(Stored data entries)
=-=-=-=-=

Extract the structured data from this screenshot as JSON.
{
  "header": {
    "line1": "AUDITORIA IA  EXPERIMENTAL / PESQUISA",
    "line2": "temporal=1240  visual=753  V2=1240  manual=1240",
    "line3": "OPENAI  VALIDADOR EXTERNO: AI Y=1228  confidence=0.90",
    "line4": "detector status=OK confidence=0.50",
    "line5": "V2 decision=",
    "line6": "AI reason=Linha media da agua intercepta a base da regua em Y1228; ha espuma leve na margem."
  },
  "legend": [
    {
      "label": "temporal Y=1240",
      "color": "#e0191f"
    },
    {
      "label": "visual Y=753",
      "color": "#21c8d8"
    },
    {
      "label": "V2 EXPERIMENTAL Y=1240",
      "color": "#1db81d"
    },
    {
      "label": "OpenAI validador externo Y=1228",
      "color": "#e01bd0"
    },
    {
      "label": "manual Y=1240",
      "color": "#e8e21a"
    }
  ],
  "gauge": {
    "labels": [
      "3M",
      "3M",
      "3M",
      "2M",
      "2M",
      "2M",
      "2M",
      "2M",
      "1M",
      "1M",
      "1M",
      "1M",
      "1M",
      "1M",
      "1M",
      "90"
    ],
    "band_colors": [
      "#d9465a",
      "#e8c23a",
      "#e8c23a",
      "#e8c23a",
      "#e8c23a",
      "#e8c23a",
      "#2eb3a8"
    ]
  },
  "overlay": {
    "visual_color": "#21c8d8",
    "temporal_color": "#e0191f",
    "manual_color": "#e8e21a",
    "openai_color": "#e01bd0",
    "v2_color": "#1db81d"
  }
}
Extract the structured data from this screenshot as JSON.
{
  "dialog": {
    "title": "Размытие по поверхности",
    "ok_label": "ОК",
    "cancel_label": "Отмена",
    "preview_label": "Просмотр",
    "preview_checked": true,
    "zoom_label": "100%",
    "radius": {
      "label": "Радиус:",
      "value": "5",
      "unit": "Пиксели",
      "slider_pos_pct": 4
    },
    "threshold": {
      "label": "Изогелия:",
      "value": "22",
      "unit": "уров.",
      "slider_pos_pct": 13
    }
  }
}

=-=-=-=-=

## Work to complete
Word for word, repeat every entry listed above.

## Solution to the problem
Extract the structured data from this screenshot as JSON.
{
  "header": {
    "line1": "AUDITORIA IA  EXPERIMENTAL / PESQUISA",
    "line2": "temporal=1240  visual=753  V2=1240  manual=1240",
    "line3": "OPENAI  VALIDADOR EXTERNO: AI Y=1228  confidence=0.90",
    "line4": "detector status=OK confidence=0.50",
    "line5": "V2 decision=",
    "line6": "AI reason=Linha media da agua intercepta a base da regua em Y1228; ha espuma leve na margem."
  },
  "legend": [
    {
      "label": "temporal Y=1240",
      "color": "#e0191f"
    },
    {
      "label": "visual Y=753",
      "color": "#21c8d8"
    },
    {
      "label": "V2 EXPERIMENTAL Y=1240",
      "color": "#1db81d"
    },
    {
      "label": "OpenAI validador externo Y=1228",
      "color": "#e01bd0"
    },
    {
      "label": "manual Y=1240",
      "color": "#e8e21a"
    }
  ],
  "gauge": {
    "labels": [
      "3M",
      "3M",
      "3M",
      "2M",
      "2M",
      "2M",
      "2M",
      "2M",
      "1M",
      "1M",
      "1M",
      "1M",
      "1M",
      "1M",
      "1M",
      "90"
    ],
    "band_colors": [
      "#d9465a",
      "#e8c23a",
      "#e8c23a",
      "#e8c23a",
      "#e8c23a",
      "#e8c23a",
      "#2eb3a8"
    ]
  },
  "overlay": {
    "visual_color": "#21c8d8",
    "temporal_color": "#e0191f",
    "manual_color": "#e8e21a",
    "openai_color": "#e01bd0",
    "v2_color": "#1db81d"
  }
}
Extract the structured data from this screenshot as JSON.
{
  "dialog": {
    "title": "Размытие по поверхности",
    "ok_label": "ОК",
    "cancel_label": "Отмена",
    "preview_label": "Просмотр",
    "preview_checked": true,
    "zoom_label": "100%",
    "radius": {
      "label": "Радиус:",
      "value": "5",
      "unit": "Пиксели",
      "slider_pos_pct": 4
    },
    "threshold": {
      "label": "Изогелия:",
      "value": "22",
      "unit": "уров.",
      "slider_pos_pct": 13
    }
  }
}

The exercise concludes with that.